Here in America, overtime pay for salaried employees has become a political football. President Obama signed an executive order that raised the salary threshold for most salaried workers to receive overtime from $23,660 to $47,476 per year. But a federal court stayed the December 1 implementation of the rule, which Trump may well rescind especially since his designate to be secretary of labor is a fast food tycoon and many of those who would benefit from the rule work in retail and the foodservice industries.   

Pony Up: My wife wants me to grow a ponytail. It wouldn’t be the first time Gilda influenced my hair style. Some 40 years ago she convinced me to let my naturally kinky hair grow out into an afro.

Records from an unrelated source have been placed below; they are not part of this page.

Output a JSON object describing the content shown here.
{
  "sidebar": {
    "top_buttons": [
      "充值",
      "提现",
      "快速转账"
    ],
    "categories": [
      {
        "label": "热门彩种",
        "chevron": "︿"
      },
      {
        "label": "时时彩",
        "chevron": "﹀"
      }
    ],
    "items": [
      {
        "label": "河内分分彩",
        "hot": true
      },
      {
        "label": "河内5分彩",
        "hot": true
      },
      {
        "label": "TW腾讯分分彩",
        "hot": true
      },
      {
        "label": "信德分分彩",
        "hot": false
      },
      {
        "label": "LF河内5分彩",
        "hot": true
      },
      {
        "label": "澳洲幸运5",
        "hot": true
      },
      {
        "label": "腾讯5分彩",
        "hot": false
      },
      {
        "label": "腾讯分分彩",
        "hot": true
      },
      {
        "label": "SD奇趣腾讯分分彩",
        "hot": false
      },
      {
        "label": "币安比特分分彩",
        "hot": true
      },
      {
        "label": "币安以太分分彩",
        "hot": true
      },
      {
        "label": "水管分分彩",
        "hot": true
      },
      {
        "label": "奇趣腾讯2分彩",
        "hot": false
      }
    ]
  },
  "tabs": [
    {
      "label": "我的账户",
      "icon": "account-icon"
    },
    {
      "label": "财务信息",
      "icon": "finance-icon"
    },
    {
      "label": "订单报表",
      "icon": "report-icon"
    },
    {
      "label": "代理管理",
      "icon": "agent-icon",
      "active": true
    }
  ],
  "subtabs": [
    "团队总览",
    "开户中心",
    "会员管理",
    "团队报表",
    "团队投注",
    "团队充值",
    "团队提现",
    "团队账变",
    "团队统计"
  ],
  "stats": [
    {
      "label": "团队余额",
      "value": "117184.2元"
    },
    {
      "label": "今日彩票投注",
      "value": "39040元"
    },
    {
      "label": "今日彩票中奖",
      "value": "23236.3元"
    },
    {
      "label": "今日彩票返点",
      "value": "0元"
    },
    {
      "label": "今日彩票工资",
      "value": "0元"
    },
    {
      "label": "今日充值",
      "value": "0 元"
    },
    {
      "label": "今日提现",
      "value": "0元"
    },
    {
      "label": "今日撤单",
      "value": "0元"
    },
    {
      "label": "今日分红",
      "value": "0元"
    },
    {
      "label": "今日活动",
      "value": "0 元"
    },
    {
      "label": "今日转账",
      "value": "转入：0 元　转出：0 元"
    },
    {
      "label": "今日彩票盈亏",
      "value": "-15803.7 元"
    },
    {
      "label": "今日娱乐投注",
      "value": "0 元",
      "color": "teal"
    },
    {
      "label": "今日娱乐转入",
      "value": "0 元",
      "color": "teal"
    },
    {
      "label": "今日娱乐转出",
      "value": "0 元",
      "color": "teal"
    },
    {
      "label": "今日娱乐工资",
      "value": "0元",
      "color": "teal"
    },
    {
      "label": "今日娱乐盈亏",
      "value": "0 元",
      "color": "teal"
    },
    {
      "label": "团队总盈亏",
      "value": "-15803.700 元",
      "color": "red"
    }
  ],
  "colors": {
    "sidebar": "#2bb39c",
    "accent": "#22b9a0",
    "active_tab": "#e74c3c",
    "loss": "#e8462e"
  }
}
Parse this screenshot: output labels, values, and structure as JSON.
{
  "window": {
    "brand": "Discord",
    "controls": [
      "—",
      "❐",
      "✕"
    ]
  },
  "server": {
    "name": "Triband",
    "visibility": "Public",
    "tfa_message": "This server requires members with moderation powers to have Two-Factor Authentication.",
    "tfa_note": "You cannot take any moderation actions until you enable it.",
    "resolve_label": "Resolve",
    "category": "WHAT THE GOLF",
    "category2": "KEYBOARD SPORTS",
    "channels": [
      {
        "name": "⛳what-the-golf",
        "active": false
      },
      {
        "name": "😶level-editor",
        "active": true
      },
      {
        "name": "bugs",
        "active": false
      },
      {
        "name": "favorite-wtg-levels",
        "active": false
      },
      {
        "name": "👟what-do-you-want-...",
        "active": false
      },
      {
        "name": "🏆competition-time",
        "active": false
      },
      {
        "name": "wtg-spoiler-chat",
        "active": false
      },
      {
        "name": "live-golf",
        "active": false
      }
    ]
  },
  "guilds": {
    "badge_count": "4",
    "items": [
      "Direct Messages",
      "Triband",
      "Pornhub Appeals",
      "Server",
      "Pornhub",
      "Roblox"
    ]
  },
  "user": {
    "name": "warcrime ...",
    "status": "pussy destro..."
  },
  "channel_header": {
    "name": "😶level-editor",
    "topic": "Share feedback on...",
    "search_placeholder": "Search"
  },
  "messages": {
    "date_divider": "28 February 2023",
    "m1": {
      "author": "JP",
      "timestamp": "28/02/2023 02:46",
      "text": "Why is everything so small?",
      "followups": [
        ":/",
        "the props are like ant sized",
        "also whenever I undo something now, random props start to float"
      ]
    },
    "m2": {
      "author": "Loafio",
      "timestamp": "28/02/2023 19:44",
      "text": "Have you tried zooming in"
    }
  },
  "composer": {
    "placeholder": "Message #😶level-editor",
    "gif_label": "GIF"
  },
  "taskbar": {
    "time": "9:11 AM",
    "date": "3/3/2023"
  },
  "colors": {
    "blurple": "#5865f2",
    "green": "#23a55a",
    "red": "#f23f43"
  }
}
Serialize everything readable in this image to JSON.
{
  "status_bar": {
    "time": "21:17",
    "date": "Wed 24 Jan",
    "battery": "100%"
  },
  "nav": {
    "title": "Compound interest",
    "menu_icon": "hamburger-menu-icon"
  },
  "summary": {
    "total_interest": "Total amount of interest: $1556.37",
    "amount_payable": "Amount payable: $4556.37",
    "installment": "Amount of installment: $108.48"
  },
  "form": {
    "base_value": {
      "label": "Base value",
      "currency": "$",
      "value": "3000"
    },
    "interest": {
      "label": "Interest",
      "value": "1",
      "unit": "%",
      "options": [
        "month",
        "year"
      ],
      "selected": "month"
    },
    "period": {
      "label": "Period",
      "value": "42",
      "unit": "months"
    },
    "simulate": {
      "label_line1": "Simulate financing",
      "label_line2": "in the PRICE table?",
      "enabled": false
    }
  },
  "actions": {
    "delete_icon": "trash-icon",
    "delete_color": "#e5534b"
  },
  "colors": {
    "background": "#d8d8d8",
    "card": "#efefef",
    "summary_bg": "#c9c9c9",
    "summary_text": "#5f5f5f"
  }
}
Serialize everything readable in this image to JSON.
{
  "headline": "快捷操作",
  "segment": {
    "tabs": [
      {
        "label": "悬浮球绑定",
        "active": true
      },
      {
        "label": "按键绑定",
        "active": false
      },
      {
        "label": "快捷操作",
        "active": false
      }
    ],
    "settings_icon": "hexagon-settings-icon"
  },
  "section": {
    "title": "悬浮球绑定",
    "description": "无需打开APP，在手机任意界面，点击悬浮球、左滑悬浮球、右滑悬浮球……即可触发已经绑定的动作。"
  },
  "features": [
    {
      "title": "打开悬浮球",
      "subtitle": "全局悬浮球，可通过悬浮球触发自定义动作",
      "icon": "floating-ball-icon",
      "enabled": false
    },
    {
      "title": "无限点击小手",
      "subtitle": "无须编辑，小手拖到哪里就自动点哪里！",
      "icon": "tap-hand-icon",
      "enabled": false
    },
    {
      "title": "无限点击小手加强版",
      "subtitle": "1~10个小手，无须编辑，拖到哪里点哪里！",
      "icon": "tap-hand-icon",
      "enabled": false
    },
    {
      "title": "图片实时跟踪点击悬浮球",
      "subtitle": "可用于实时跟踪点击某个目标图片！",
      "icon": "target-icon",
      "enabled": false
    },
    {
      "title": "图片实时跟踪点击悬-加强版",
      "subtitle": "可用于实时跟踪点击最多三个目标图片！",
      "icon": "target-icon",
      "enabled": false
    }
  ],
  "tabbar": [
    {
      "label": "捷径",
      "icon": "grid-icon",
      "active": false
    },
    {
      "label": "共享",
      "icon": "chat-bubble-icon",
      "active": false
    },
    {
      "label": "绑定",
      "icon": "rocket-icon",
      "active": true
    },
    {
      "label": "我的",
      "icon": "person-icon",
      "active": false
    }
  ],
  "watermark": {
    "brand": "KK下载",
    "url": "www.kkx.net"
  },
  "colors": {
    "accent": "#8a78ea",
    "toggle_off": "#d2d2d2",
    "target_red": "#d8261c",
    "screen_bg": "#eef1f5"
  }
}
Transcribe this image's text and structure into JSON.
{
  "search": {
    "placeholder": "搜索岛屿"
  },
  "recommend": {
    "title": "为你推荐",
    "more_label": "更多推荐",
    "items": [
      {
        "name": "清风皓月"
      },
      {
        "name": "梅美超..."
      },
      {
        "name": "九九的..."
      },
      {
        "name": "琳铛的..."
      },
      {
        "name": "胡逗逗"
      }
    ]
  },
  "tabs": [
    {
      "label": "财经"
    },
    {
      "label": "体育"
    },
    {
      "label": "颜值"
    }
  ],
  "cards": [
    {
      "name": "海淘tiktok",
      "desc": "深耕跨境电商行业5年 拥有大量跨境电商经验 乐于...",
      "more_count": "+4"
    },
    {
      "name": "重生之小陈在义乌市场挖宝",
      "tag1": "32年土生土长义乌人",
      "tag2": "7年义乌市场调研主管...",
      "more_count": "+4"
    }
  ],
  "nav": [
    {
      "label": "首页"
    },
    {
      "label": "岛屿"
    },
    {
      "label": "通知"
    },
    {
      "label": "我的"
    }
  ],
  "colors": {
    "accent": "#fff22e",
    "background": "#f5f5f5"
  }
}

Now, after watching one of the lead mobsters in the really absorbing Italian TV series Gomorrah sport a ponytail, she is lobbying for one for my unruly follicles. She is undeterred by my argument that the actor had jet black straight hair.

So if you see me looking rather unkempt do not think my extreme look is due to financial hardship. It is just another manifestation of my love. Or insanity.

Slow Cooking: Help! Anybody out there use a slow cooker crock pot? I’m looking for some kosher meat recipes.

I cashed in some hotel loyalty points before they expired for a 6-qt. crock pot. I love stew. Gilda doesn’t. So I’m more or less on my own. If you’ve got a winning recipe, send it to me.